#### Task to complete:
Each of the records must appear again, exactly as it was written.

(App and web page records)
[Start of Attachment]

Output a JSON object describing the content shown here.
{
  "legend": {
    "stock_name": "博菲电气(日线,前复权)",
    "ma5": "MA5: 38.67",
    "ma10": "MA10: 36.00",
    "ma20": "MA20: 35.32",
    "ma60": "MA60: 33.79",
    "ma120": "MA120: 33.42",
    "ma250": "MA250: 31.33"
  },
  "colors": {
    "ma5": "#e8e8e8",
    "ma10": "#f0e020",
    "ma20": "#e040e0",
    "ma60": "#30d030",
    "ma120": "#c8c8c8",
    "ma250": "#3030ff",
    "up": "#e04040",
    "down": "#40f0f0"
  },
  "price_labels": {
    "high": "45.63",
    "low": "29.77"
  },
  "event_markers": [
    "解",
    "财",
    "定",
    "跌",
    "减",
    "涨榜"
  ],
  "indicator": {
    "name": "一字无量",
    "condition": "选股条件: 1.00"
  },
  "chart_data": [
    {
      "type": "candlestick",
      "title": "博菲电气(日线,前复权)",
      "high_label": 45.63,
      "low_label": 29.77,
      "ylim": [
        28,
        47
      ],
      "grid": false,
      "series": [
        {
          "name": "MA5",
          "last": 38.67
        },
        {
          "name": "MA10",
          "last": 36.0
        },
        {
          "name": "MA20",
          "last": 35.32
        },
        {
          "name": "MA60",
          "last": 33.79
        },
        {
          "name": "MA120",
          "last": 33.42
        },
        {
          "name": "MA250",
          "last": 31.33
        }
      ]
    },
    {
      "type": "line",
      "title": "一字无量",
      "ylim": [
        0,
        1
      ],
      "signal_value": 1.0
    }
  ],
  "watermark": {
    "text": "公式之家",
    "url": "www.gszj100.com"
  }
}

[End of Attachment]

#### Task result:
Output a JSON object describing the content shown here.
{
  "legend": {
    "stock_name": "博菲电气(日线,前复权)",
    "ma5": "MA5: 38.67",
    "ma10": "MA10: 36.00",
    "ma20": "MA20: 35.32",
    "ma60": "MA60: 33.79",
    "ma120": "MA120: 33.42",
    "ma250": "MA250: 31.33"
  },
  "colors": {
    "ma5": "#e8e8e8",
    "ma10": "#f0e020",
    "ma20": "#e040e0",
    "ma60": "#30d030",
    "ma120": "#c8c8c8",
    "ma250": "#3030ff",
    "up": "#e04040",
    "down": "#40f0f0"
  },
  "price_labels": {
    "high": "45.63",
    "low": "29.77"
  },
  "event_markers": [
    "解",
    "财",
    "定",
    "跌",
    "减",
    "涨榜"
  ],
  "indicator": {
    "name": "一字无量",
    "condition": "选股条件: 1.00"
  },
  "chart_data": [
    {
      "type": "candlestick",
      "title": "博菲电气(日线,前复权)",
      "high_label": 45.63,
      "low_label": 29.77,
      "ylim": [
        28,
        47
      ],
      "grid": false,
      "series": [
        {
          "name": "MA5",
          "last": 38.67
        },
        {
          "name": "MA10",
          "last": 36.0
        },
        {
          "name": "MA20",
          "last": 35.32
        },
        {
          "name": "MA60",
          "last": 33.79
        },
        {
          "name": "MA120",
          "last": 33.42
        },
        {
          "name": "MA250",
          "last": 31.33
        }
      ]
    },
    {
      "type": "line",
      "title": "一字无量",
      "ylim": [
        0,
        1
      ],
      "signal_value": 1.0
    }
  ],
  "watermark": {
    "text": "公式之家",
    "url": "www.gszj100.com"
  }
}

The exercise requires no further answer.